Hebrews 11 is known as the “faith chapter” of the Bible it contains a list of several heroes of the Old Testament who were known for their great faith. Number three on this list is Noah, who, “being divinely warned of things no yet seen, [and] moved with godly fear, prepared an ark for the saving of his household, by which he condemned the world and became heir of the righteousness which is according to faith” (Hebrews 11:7 NKJV).
Male circumcision requires the amputation of the foreskin in order to expose the glans of the penis. The Bible mentions that this procedure was common not only among the Israelites but also in Egypt, Edom, Ammon, Moab, and among “all who live in the wilderness” (Jer 9:25-26); conspicuous by its absence is any mention within Mesopotamian cultures. Consequently, when the Lord spoke with Abraham about circumcision (Gen 17:1-14), any familiarity he had with the procedure probably was gleaned during his Egyptian stay rather than from his experience in his former homeland.

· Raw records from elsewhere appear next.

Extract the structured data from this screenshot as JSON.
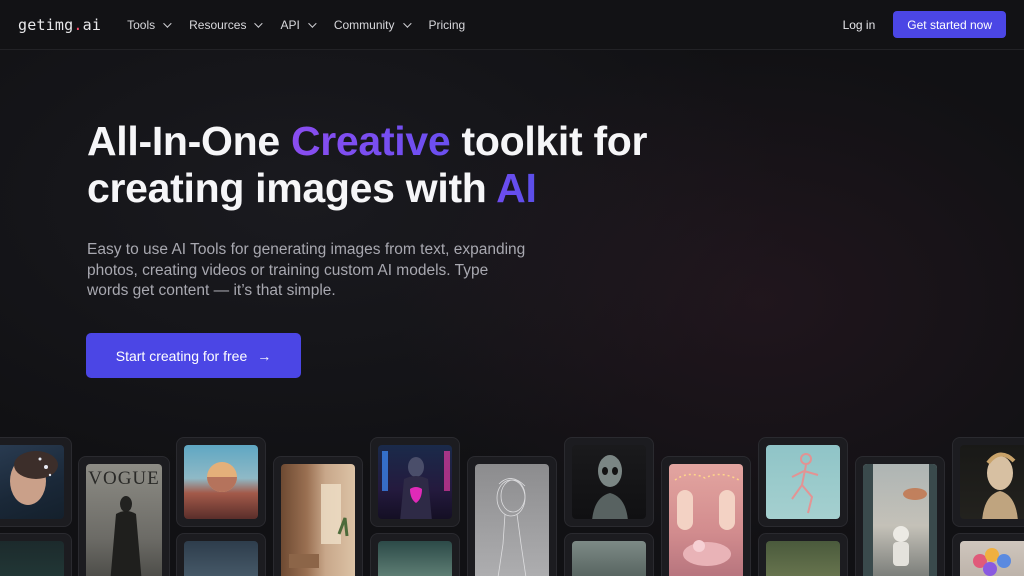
{
  "nav": {
    "logo_text": "getimg",
    "logo_dot": ".",
    "logo_suffix": "ai",
    "links": [
      {
        "label": "Tools",
        "has_dropdown": true
      },
      {
        "label": "Resources",
        "has_dropdown": true
      },
      {
        "label": "API",
        "has_dropdown": true
      },
      {
        "label": "Community",
        "has_dropdown": true
      },
      {
        "label": "Pricing",
        "has_dropdown": false
      }
    ],
    "login_label": "Log in",
    "cta_label": "Get started now"
  },
  "hero": {
    "headline_part1": "All-In-One ",
    "headline_accent1": "Creative",
    "headline_part2": " toolkit for creating images with ",
    "headline_accent2": "AI",
    "subtitle": "Easy to use AI Tools for generating images from text, expanding photos, creating videos or training custom AI models. Type words get content — it’s that simple.",
    "cta_label": "Start creating for free",
    "cta_icon": "arrow-right-icon"
  },
  "gallery": {
    "items": [
      {
        "name": "gallery-face-portrait",
        "caption": ""
      },
      {
        "name": "gallery-vogue-cover",
        "caption": "VOGUE"
      },
      {
        "name": "gallery-sphere-landscape",
        "caption": ""
      },
      {
        "name": "gallery-interior-room",
        "caption": ""
      },
      {
        "name": "gallery-neon-cyborg",
        "caption": ""
      },
      {
        "name": "gallery-sketch-figure",
        "caption": ""
      },
      {
        "name": "gallery-alien-bust",
        "caption": ""
      },
      {
        "name": "gallery-pink-room",
        "caption": ""
      },
      {
        "name": "gallery-glass-runner",
        "caption": ""
      },
      {
        "name": "gallery-astronaut-portrait",
        "caption": ""
      },
      {
        "name": "gallery-android-bust",
        "caption": ""
      }
    ]
  },
  "colors": {
    "background": "#111114",
    "accent": "#4b46e5",
    "accent_purple": "#8a4df0",
    "logo_dot": "#ff4f6e"
  }
}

These “images” that Rachel had stolen from her father were household idols known as teraphim. Small statuettes in human form, they may have represented deceased ancestors of the family. They were consulted in a superstitious way for guidance and direction in everyday life.